TASK INPUTS START

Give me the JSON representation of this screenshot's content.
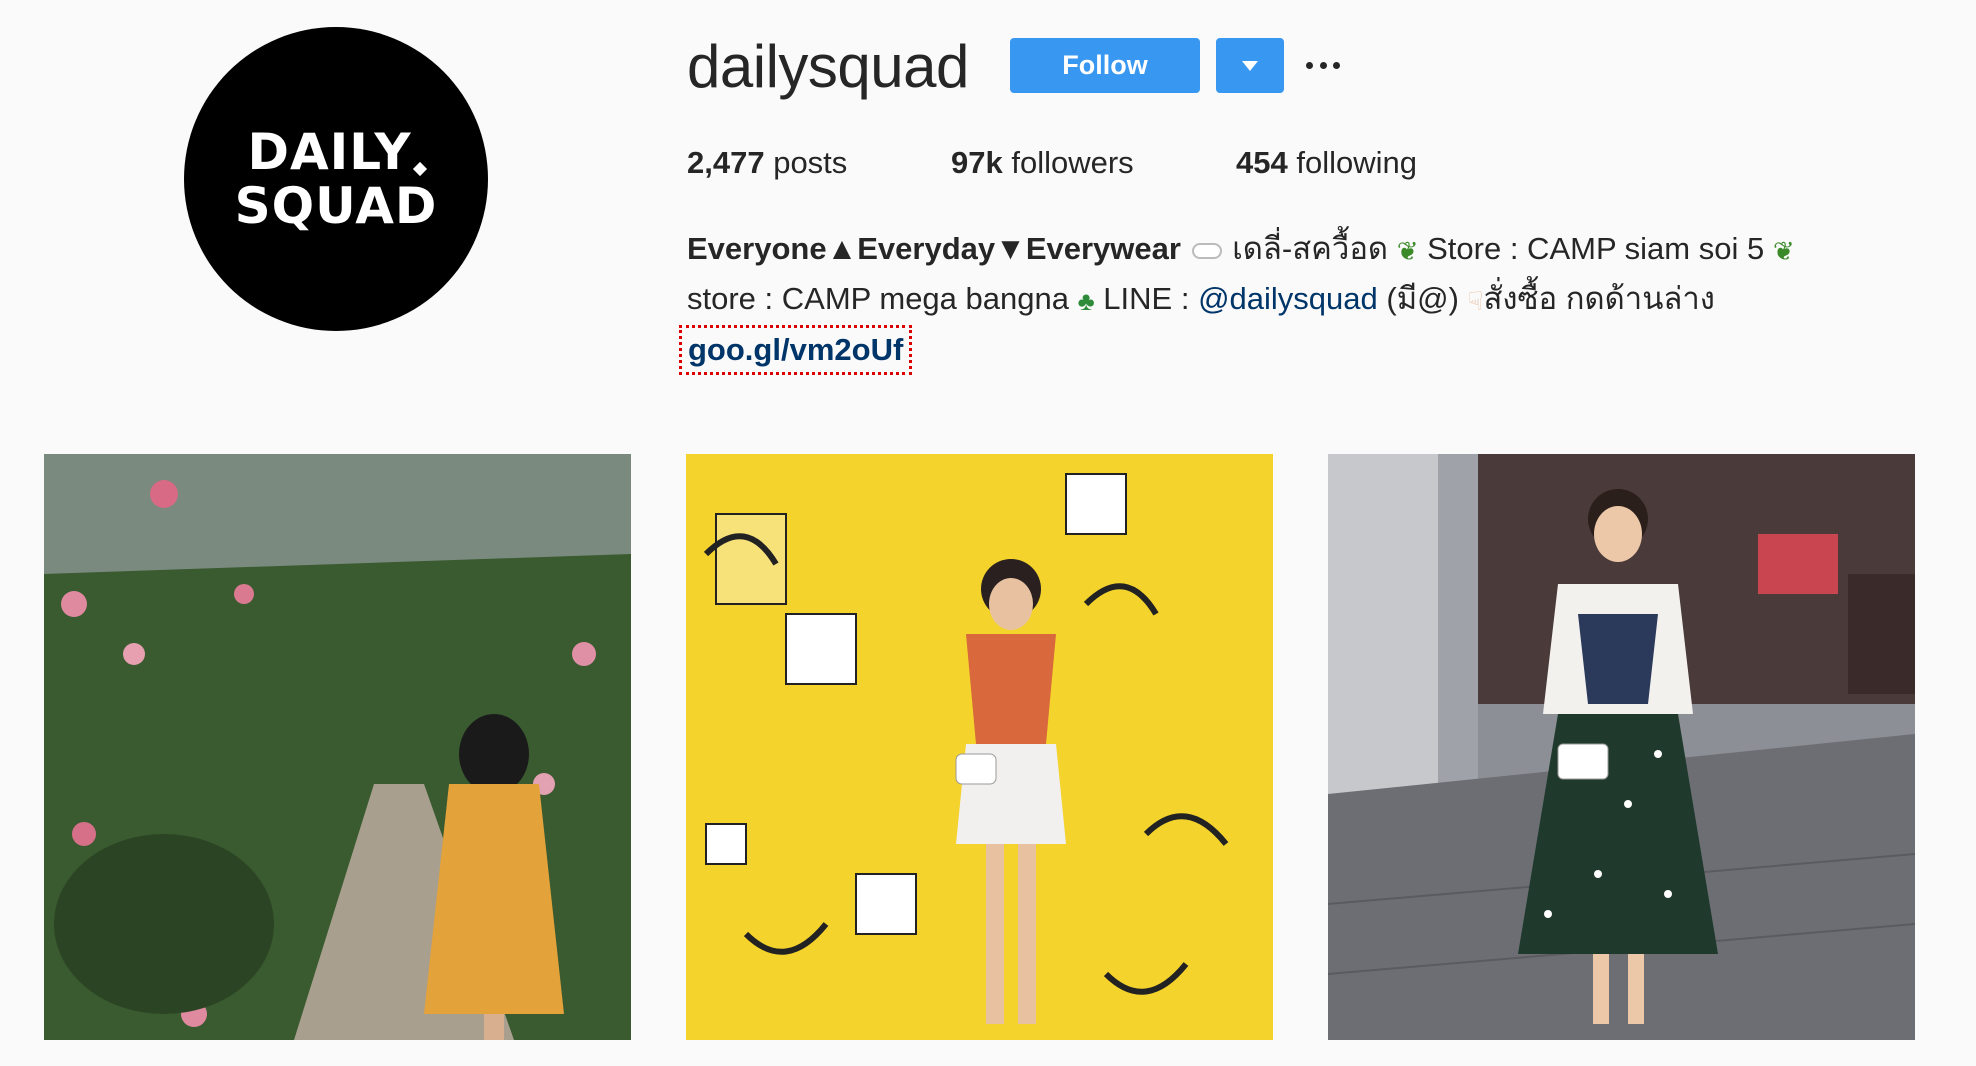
{
  "profile": {
    "avatar_lines": [
      "DAILY",
      "SQUAD"
    ],
    "username": "dailysquad",
    "follow_label": "Follow",
    "stats": [
      {
        "value": "2,477",
        "label": "posts"
      },
      {
        "value": "97k",
        "label": "followers"
      },
      {
        "value": "454",
        "label": "following"
      }
    ],
    "bio": {
      "name": "Everyone▲Everyday▼Everywear",
      "line1_rest": "เดลี่-สควื้อด",
      "line1_store": "Store : CAMP siam soi 5",
      "line2_store": "store : CAMP mega bangna",
      "line2_line": "LINE :",
      "mention": "@dailysquad",
      "line2_after_mention": "(มี@)",
      "line2_order": "สั่งซื้อ กดด้านล่าง",
      "link": "goo.gl/vm2oUf"
    }
  },
  "posts": [
    {
      "id": "post-1",
      "alt": "Woman in yellow floral dress taking photo in rose garden"
    },
    {
      "id": "post-2",
      "alt": "Woman in orange top posing in front of yellow poster wall"
    },
    {
      "id": "post-3",
      "alt": "Woman in white tee and polka dot skirt holding drink"
    }
  ],
  "colors": {
    "accent": "#3897f0",
    "link": "#003569",
    "background": "#fafafa"
  }
}
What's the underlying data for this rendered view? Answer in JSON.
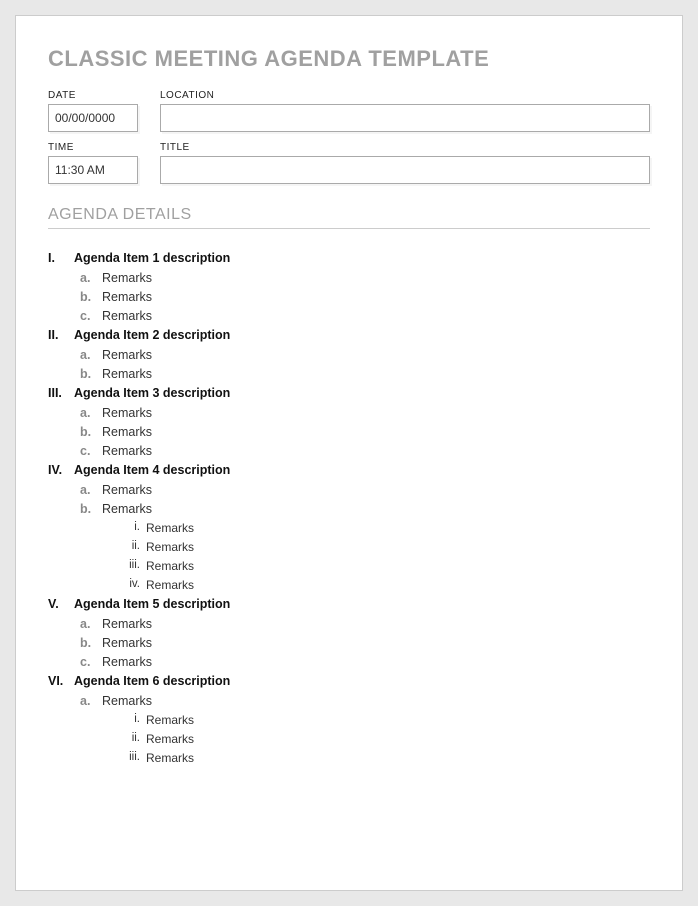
{
  "title": "CLASSIC MEETING AGENDA TEMPLATE",
  "form": {
    "date_label": "DATE",
    "date_value": "00/00/0000",
    "location_label": "LOCATION",
    "location_value": "",
    "time_label": "TIME",
    "time_value": "11:30 AM",
    "title_label": "TITLE",
    "title_value": ""
  },
  "section_header": "AGENDA DETAILS",
  "agenda": [
    {
      "roman": "I.",
      "title": "Agenda Item 1 description",
      "subs": [
        {
          "letter": "a.",
          "text": "Remarks",
          "children": []
        },
        {
          "letter": "b.",
          "text": "Remarks",
          "children": []
        },
        {
          "letter": "c.",
          "text": "Remarks",
          "children": []
        }
      ]
    },
    {
      "roman": "II.",
      "title": "Agenda Item 2 description",
      "subs": [
        {
          "letter": "a.",
          "text": "Remarks",
          "children": []
        },
        {
          "letter": "b.",
          "text": "Remarks",
          "children": []
        }
      ]
    },
    {
      "roman": "III.",
      "title": "Agenda Item 3 description",
      "subs": [
        {
          "letter": "a.",
          "text": "Remarks",
          "children": []
        },
        {
          "letter": "b.",
          "text": "Remarks",
          "children": []
        },
        {
          "letter": "c.",
          "text": "Remarks",
          "children": []
        }
      ]
    },
    {
      "roman": "IV.",
      "title": "Agenda Item 4 description",
      "subs": [
        {
          "letter": "a.",
          "text": "Remarks",
          "children": []
        },
        {
          "letter": "b.",
          "text": "Remarks",
          "children": [
            {
              "roman": "i.",
              "text": "Remarks"
            },
            {
              "roman": "ii.",
              "text": "Remarks"
            },
            {
              "roman": "iii.",
              "text": "Remarks"
            },
            {
              "roman": "iv.",
              "text": "Remarks"
            }
          ]
        }
      ]
    },
    {
      "roman": "V.",
      "title": "Agenda Item 5 description",
      "subs": [
        {
          "letter": "a.",
          "text": "Remarks",
          "children": []
        },
        {
          "letter": "b.",
          "text": "Remarks",
          "children": []
        },
        {
          "letter": "c.",
          "text": "Remarks",
          "children": []
        }
      ]
    },
    {
      "roman": "VI.",
      "title": "Agenda Item 6 description",
      "subs": [
        {
          "letter": "a.",
          "text": "Remarks",
          "children": [
            {
              "roman": "i.",
              "text": "Remarks"
            },
            {
              "roman": "ii.",
              "text": "Remarks"
            },
            {
              "roman": "iii.",
              "text": "Remarks"
            }
          ]
        }
      ]
    }
  ]
}
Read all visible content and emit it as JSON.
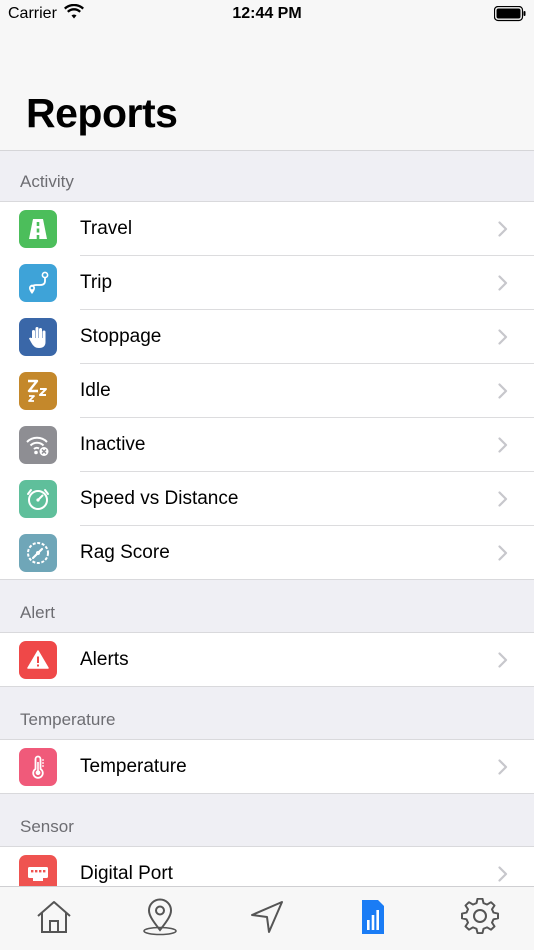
{
  "status_bar": {
    "carrier": "Carrier",
    "time": "12:44 PM"
  },
  "header": {
    "title": "Reports"
  },
  "sections": [
    {
      "title": "Activity",
      "items": [
        {
          "label": "Travel",
          "icon": "road-icon",
          "color": "#4cbe5b"
        },
        {
          "label": "Trip",
          "icon": "route-pin-icon",
          "color": "#3ea3d8"
        },
        {
          "label": "Stoppage",
          "icon": "hand-stop-icon",
          "color": "#3a67a8"
        },
        {
          "label": "Idle",
          "icon": "sleep-zzz-icon",
          "color": "#c4882b"
        },
        {
          "label": "Inactive",
          "icon": "no-signal-icon",
          "color": "#8e8e93"
        },
        {
          "label": "Speed vs Distance",
          "icon": "speed-distance-icon",
          "color": "#5fbf9b"
        },
        {
          "label": "Rag Score",
          "icon": "gauge-icon",
          "color": "#6fa6b8"
        }
      ]
    },
    {
      "title": "Alert",
      "items": [
        {
          "label": "Alerts",
          "icon": "warning-icon",
          "color": "#ef4848"
        }
      ]
    },
    {
      "title": "Temperature",
      "items": [
        {
          "label": "Temperature",
          "icon": "thermometer-icon",
          "color": "#f05a7a"
        }
      ]
    },
    {
      "title": "Sensor",
      "items": [
        {
          "label": "Digital Port",
          "icon": "port-icon",
          "color": "#ef5350"
        }
      ]
    }
  ],
  "tab_bar": {
    "tabs": [
      {
        "name": "home-icon",
        "active": false
      },
      {
        "name": "location-pin-icon",
        "active": false
      },
      {
        "name": "navigation-arrow-icon",
        "active": false
      },
      {
        "name": "reports-icon",
        "active": true
      },
      {
        "name": "settings-gear-icon",
        "active": false
      }
    ],
    "active_color": "#1a7cf5",
    "inactive_color": "#555555"
  }
}
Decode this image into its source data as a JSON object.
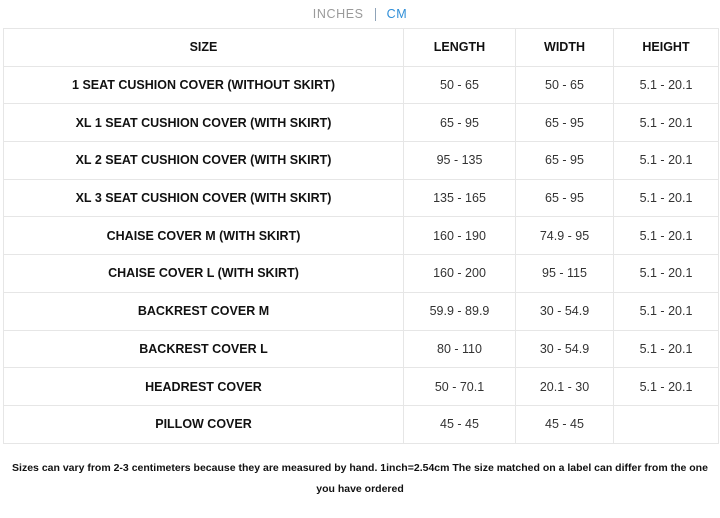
{
  "unit_toggle": {
    "inches_label": "INCHES",
    "cm_label": "CM",
    "selected": "CM",
    "active_color": "#2f8fd8",
    "inactive_color": "#9a9a9a"
  },
  "table": {
    "headers": [
      "SIZE",
      "LENGTH",
      "WIDTH",
      "HEIGHT"
    ],
    "rows": [
      {
        "size": "1 SEAT CUSHION COVER (WITHOUT SKIRT)",
        "length": "50 - 65",
        "width": "50 - 65",
        "height": "5.1 - 20.1"
      },
      {
        "size": "XL 1 SEAT CUSHION COVER (WITH SKIRT)",
        "length": "65 - 95",
        "width": "65 - 95",
        "height": "5.1 - 20.1"
      },
      {
        "size": "XL 2 SEAT CUSHION COVER (WITH SKIRT)",
        "length": "95 - 135",
        "width": "65 - 95",
        "height": "5.1 - 20.1"
      },
      {
        "size": "XL 3 SEAT CUSHION COVER (WITH SKIRT)",
        "length": "135 - 165",
        "width": "65 - 95",
        "height": "5.1 - 20.1"
      },
      {
        "size": "CHAISE COVER M (WITH SKIRT)",
        "length": "160 - 190",
        "width": "74.9 - 95",
        "height": "5.1 - 20.1"
      },
      {
        "size": "CHAISE COVER L (WITH SKIRT)",
        "length": "160 - 200",
        "width": "95 - 115",
        "height": "5.1 - 20.1"
      },
      {
        "size": "BACKREST COVER M",
        "length": "59.9 - 89.9",
        "width": "30 - 54.9",
        "height": "5.1 - 20.1"
      },
      {
        "size": "BACKREST COVER L",
        "length": "80 - 110",
        "width": "30 - 54.9",
        "height": "5.1 - 20.1"
      },
      {
        "size": "HEADREST COVER",
        "length": "50 - 70.1",
        "width": "20.1 - 30",
        "height": "5.1 - 20.1"
      },
      {
        "size": "PILLOW COVER",
        "length": "45 - 45",
        "width": "45 - 45",
        "height": ""
      }
    ]
  },
  "footnote": "Sizes can vary from 2-3 centimeters because they are measured by hand. 1inch=2.54cm The size matched on a label can differ from the one you have ordered"
}
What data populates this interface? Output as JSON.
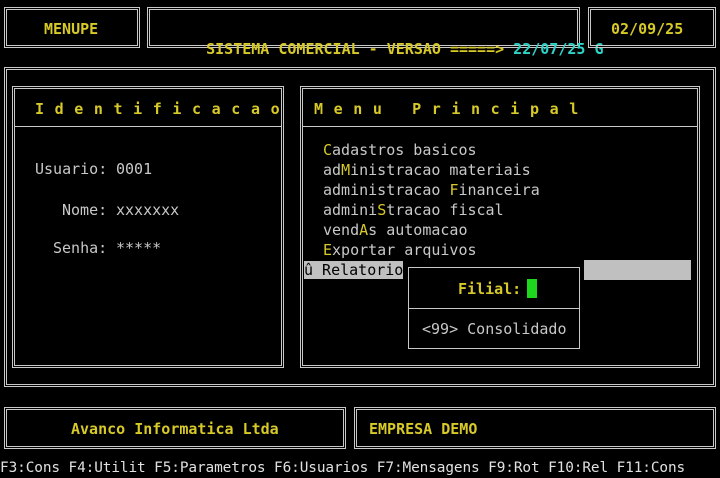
{
  "header": {
    "program": "MENUPE",
    "system_title": "SISTEMA COMERCIAL - VERSAO =====>",
    "version": "22/07/25 G",
    "date": "02/09/25"
  },
  "identification": {
    "title": "Identificacao",
    "user_label": "Usuario:",
    "user_value": "0001",
    "name_label": "Nome:",
    "name_value": "xxxxxxx",
    "password_label": "Senha:",
    "password_value": "*****"
  },
  "menu": {
    "title": "Menu Principal",
    "items": [
      {
        "pre": "",
        "hot": "C",
        "post": "adastros basicos"
      },
      {
        "pre": "ad",
        "hot": "M",
        "post": "inistracao materiais"
      },
      {
        "pre": "administracao ",
        "hot": "F",
        "post": "inanceira"
      },
      {
        "pre": "admini",
        "hot": "S",
        "post": "tracao fiscal"
      },
      {
        "pre": "vend",
        "hot": "A",
        "post": "s automacao"
      },
      {
        "pre": "",
        "hot": "E",
        "post": "xportar arquivos"
      },
      {
        "pre": "û Relatorio",
        "hot": "",
        "post": ""
      }
    ]
  },
  "filial_popup": {
    "label": "Filial:",
    "option": "<99> Consolidado"
  },
  "footer": {
    "company_left": "Avanco Informatica Ltda",
    "company_right": "EMPRESA DEMO"
  },
  "function_keys": "F3:Cons F4:Utilit F5:Parametros F6:Usuarios F7:Mensagens F9:Rot F10:Rel F11:Cons"
}
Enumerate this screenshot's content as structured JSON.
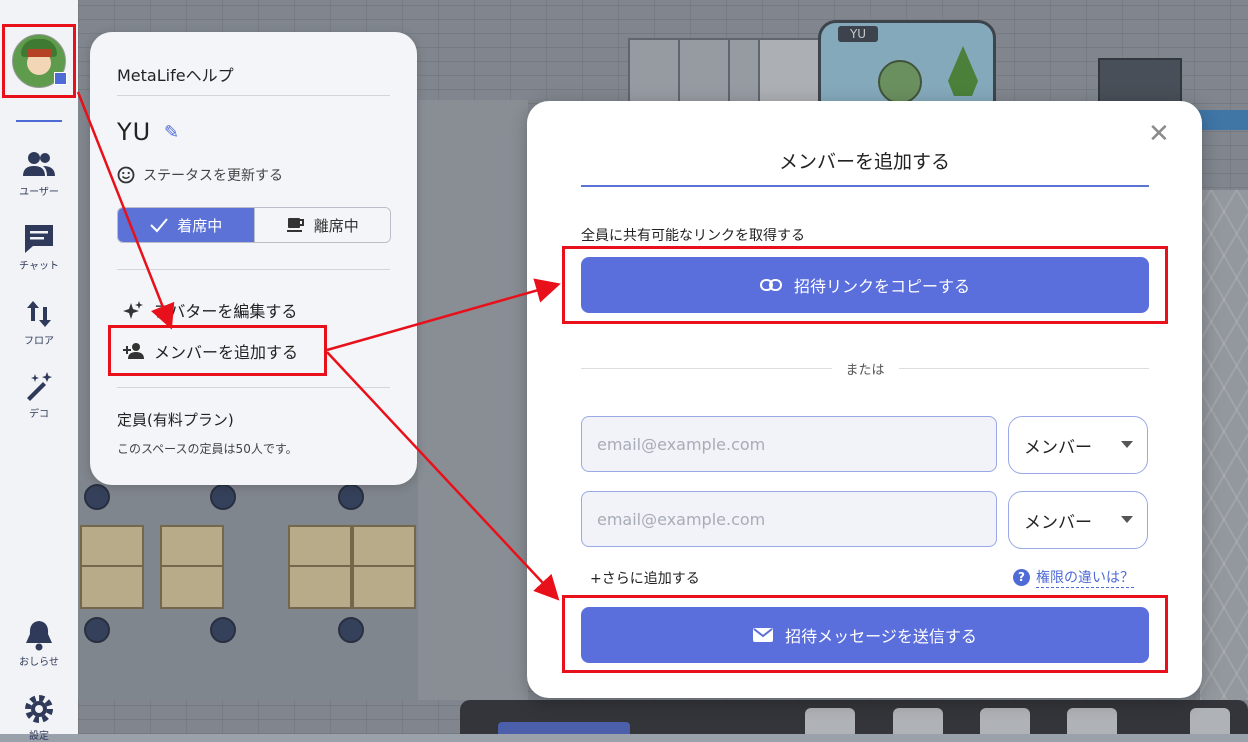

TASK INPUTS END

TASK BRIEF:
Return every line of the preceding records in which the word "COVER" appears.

EXERCISE ANSWER:
        "size": "1 SEAT CUSHION COVER (WITHOUT SKIRT)",
        "size": "XL 1 SEAT CUSHION COVER (WITH SKIRT)",
        "size": "XL 2 SEAT CUSHION COVER (WITH SKIRT)",
        "size": "XL 3 SEAT CUSHION COVER (WITH SKIRT)",
        "size": "CHAISE COVER M (WITH SKIRT)",
        "size": "CHAISE COVER L (WITH SKIRT)",
        "size": "BACKREST COVER M",
        "size": "BACKREST COVER L",
        "size": "HEADREST COVER",
        "size": "PILLOW COVER",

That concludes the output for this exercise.